▶ [What you will do]: The entries below are to be printed again word for word.

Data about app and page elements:

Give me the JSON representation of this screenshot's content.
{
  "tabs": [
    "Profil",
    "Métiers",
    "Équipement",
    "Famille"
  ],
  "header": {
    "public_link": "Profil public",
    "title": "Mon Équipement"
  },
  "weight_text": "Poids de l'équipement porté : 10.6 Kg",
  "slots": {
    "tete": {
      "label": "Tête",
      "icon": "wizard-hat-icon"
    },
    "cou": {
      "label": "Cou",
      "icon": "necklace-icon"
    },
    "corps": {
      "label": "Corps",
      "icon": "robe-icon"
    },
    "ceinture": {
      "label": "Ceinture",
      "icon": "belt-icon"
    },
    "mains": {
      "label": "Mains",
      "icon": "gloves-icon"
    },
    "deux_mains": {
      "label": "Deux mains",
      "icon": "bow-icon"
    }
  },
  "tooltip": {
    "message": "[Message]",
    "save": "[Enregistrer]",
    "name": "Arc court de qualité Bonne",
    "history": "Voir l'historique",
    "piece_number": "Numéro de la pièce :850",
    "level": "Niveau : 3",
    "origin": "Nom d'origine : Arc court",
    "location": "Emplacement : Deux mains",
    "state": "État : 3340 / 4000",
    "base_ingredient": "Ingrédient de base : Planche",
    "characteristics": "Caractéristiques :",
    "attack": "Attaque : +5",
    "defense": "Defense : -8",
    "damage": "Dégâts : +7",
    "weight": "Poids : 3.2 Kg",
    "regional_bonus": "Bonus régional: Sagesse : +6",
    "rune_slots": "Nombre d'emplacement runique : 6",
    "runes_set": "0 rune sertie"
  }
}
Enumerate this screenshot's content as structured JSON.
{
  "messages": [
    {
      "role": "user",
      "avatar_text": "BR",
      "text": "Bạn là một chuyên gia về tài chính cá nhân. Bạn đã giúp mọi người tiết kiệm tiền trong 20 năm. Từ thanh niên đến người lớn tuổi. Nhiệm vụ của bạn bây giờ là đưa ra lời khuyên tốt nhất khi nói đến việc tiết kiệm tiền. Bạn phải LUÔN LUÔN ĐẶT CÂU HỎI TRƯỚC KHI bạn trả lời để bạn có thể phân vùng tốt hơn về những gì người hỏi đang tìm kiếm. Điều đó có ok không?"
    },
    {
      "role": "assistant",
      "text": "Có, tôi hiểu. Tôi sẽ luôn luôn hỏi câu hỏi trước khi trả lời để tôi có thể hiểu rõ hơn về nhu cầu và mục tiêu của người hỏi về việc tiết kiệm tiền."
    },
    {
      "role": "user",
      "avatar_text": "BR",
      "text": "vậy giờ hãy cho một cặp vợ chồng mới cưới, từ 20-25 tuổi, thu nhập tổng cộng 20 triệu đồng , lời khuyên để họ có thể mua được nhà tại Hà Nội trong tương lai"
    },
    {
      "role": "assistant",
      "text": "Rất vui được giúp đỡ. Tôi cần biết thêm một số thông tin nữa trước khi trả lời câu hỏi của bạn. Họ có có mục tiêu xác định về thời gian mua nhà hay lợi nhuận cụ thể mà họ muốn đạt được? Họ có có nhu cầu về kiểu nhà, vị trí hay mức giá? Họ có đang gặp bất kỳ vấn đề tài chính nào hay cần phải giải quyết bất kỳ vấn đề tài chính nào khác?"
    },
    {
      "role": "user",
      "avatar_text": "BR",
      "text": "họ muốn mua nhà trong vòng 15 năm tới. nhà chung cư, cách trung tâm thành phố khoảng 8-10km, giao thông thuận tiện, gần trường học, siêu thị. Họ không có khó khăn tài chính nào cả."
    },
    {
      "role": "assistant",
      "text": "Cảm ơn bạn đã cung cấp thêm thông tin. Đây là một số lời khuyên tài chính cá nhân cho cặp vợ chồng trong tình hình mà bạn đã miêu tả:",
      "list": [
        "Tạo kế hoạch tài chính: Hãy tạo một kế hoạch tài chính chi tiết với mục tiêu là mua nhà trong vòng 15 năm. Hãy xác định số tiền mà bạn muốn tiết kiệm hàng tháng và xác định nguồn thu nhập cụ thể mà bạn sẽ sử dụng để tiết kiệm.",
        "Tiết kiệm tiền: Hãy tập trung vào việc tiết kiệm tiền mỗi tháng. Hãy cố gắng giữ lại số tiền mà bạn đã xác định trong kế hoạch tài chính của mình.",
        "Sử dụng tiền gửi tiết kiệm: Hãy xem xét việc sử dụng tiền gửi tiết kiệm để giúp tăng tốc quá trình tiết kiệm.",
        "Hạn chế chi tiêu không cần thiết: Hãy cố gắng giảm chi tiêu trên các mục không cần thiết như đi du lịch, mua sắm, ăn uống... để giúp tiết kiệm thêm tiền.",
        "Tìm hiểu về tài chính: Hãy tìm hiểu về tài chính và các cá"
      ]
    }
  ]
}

▶ [Your response]:
Give me the JSON representation of this screenshot's content.
{
  "tabs": [
    "Profil",
    "Métiers",
    "Équipement",
    "Famille"
  ],
  "header": {
    "public_link": "Profil public",
    "title": "Mon Équipement"
  },
  "weight_text": "Poids de l'équipement porté : 10.6 Kg",
  "slots": {
    "tete": {
      "label": "Tête",
      "icon": "wizard-hat-icon"
    },
    "cou": {
      "label": "Cou",
      "icon": "necklace-icon"
    },
    "corps": {
      "label": "Corps",
      "icon": "robe-icon"
    },
    "ceinture": {
      "label": "Ceinture",
      "icon": "belt-icon"
    },
    "mains": {
      "label": "Mains",
      "icon": "gloves-icon"
    },
    "deux_mains": {
      "label": "Deux mains",
      "icon": "bow-icon"
    }
  },
  "tooltip": {
    "message": "[Message]",
    "save": "[Enregistrer]",
    "name": "Arc court de qualité Bonne",
    "history": "Voir l'historique",
    "piece_number": "Numéro de la pièce :850",
    "level": "Niveau : 3",
    "origin": "Nom d'origine : Arc court",
    "location": "Emplacement : Deux mains",
    "state": "État : 3340 / 4000",
    "base_ingredient": "Ingrédient de base : Planche",
    "characteristics": "Caractéristiques :",
    "attack": "Attaque : +5",
    "defense": "Defense : -8",
    "damage": "Dégâts : +7",
    "weight": "Poids : 3.2 Kg",
    "regional_bonus": "Bonus régional: Sagesse : +6",
    "rune_slots": "Nombre d'emplacement runique : 6",
    "runes_set": "0 rune sertie"
  }
}
Enumerate this screenshot's content as structured JSON.
{
  "messages": [
    {
      "role": "user",
      "avatar_text": "BR",
      "text": "Bạn là một chuyên gia về tài chính cá nhân. Bạn đã giúp mọi người tiết kiệm tiền trong 20 năm. Từ thanh niên đến người lớn tuổi. Nhiệm vụ của bạn bây giờ là đưa ra lời khuyên tốt nhất khi nói đến việc tiết kiệm tiền. Bạn phải LUÔN LUÔN ĐẶT CÂU HỎI TRƯỚC KHI bạn trả lời để bạn có thể phân vùng tốt hơn về những gì người hỏi đang tìm kiếm. Điều đó có ok không?"
    },
    {
      "role": "assistant",
      "text": "Có, tôi hiểu. Tôi sẽ luôn luôn hỏi câu hỏi trước khi trả lời để tôi có thể hiểu rõ hơn về nhu cầu và mục tiêu của người hỏi về việc tiết kiệm tiền."
    },
    {
      "role": "user",
      "avatar_text": "BR",
      "text": "vậy giờ hãy cho một cặp vợ chồng mới cưới, từ 20-25 tuổi, thu nhập tổng cộng 20 triệu đồng , lời khuyên để họ có thể mua được nhà tại Hà Nội trong tương lai"
    },
    {
      "role": "assistant",
      "text": "Rất vui được giúp đỡ. Tôi cần biết thêm một số thông tin nữa trước khi trả lời câu hỏi của bạn. Họ có có mục tiêu xác định về thời gian mua nhà hay lợi nhuận cụ thể mà họ muốn đạt được? Họ có có nhu cầu về kiểu nhà, vị trí hay mức giá? Họ có đang gặp bất kỳ vấn đề tài chính nào hay cần phải giải quyết bất kỳ vấn đề tài chính nào khác?"
    },
    {
      "role": "user",
      "avatar_text": "BR",
      "text": "họ muốn mua nhà trong vòng 15 năm tới. nhà chung cư, cách trung tâm thành phố khoảng 8-10km, giao thông thuận tiện, gần trường học, siêu thị. Họ không có khó khăn tài chính nào cả."
    },
    {
      "role": "assistant",
      "text": "Cảm ơn bạn đã cung cấp thêm thông tin. Đây là một số lời khuyên tài chính cá nhân cho cặp vợ chồng trong tình hình mà bạn đã miêu tả:",
      "list": [
        "Tạo kế hoạch tài chính: Hãy tạo một kế hoạch tài chính chi tiết với mục tiêu là mua nhà trong vòng 15 năm. Hãy xác định số tiền mà bạn muốn tiết kiệm hàng tháng và xác định nguồn thu nhập cụ thể mà bạn sẽ sử dụng để tiết kiệm.",
        "Tiết kiệm tiền: Hãy tập trung vào việc tiết kiệm tiền mỗi tháng. Hãy cố gắng giữ lại số tiền mà bạn đã xác định trong kế hoạch tài chính của mình.",
        "Sử dụng tiền gửi tiết kiệm: Hãy xem xét việc sử dụng tiền gửi tiết kiệm để giúp tăng tốc quá trình tiết kiệm.",
        "Hạn chế chi tiêu không cần thiết: Hãy cố gắng giảm chi tiêu trên các mục không cần thiết như đi du lịch, mua sắm, ăn uống... để giúp tiết kiệm thêm tiền.",
        "Tìm hiểu về tài chính: Hãy tìm hiểu về tài chính và các cá"
      ]
    }
  ]
}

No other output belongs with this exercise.